Down to the relays to bolster the medal tally as usual. Initially tabled for four, the 4 x 50m events were scratched in favour of the middle distance 4 x 100m and 200m FC. This literally provided a Silver lining for the patriarchal quartet as a relatively tepid field lead Langan/Lip/MacTavish/Blake to double-second behind a seasoned Exeter squad. That same field soon developed as Otter SC, Out to Swim and Loughborough added their voices come Saturday – leaving the previous victors in their wake!




What of the women? Well, the only Lady in Red so to speak was sprint specialist Sarah Aldridge (45-49yrs), whom was granted permission to swim with her old University friends at Team Anglia, assisting them to a relay title in the process. Individually, the 47 year-old did repeat her 50m FC (00.29.76) success from Aberdeen last year taking Bronze and came agonisingly close to further podium success in the 100m FC (01.06.85) and 50m Back (00.36.66), missing out on both by less than half a second.

Two World, Seven European and an incredible 47 British records drew the competition to a close, illustrating the strength of Masters swimming on this small European (just!) Island. Worth noting too the performances of Hampshire Clubs, with Fareham Nomads one of the two World Record breakers in their Mixed 4 x 100m Medley (160yrs) and several National titles to the Bluefins of Basingstoke. Overall, the County could boast the most success outside of London – quite incredible given the limited number of Olympic pools at our disposal! This is an event that is just going to get tougher and tougher to medal, but Southampton will be up for the challenge in 2019 as Swansea once again play host!

Congratulations to all. 

Full results from the competition are available on the British Swimming website.
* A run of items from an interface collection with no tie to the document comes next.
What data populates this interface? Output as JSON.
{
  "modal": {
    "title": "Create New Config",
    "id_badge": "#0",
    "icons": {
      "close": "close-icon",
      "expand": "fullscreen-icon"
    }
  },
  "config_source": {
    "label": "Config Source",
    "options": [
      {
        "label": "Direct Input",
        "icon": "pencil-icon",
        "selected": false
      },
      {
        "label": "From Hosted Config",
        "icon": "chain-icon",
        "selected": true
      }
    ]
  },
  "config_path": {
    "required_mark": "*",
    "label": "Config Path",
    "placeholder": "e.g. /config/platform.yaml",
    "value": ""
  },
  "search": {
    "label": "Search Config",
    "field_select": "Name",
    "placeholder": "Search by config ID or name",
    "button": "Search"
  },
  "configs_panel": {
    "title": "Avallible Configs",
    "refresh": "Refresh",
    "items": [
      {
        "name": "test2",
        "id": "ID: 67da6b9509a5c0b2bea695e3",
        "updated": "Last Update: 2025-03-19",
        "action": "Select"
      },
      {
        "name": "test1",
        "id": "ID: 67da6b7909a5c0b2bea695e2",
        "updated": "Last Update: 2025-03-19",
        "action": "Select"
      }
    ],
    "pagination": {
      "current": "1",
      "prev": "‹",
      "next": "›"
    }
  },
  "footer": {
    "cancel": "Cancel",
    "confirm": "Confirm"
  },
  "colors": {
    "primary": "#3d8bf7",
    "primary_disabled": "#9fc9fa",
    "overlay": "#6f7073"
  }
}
Medal Tally: 
GOLD : 0 
SILVER : 4 
BRONZE : 3 
TOTAL : 7 
TOP.10 : 10 

James MacTavish 
CSSC Masters Coach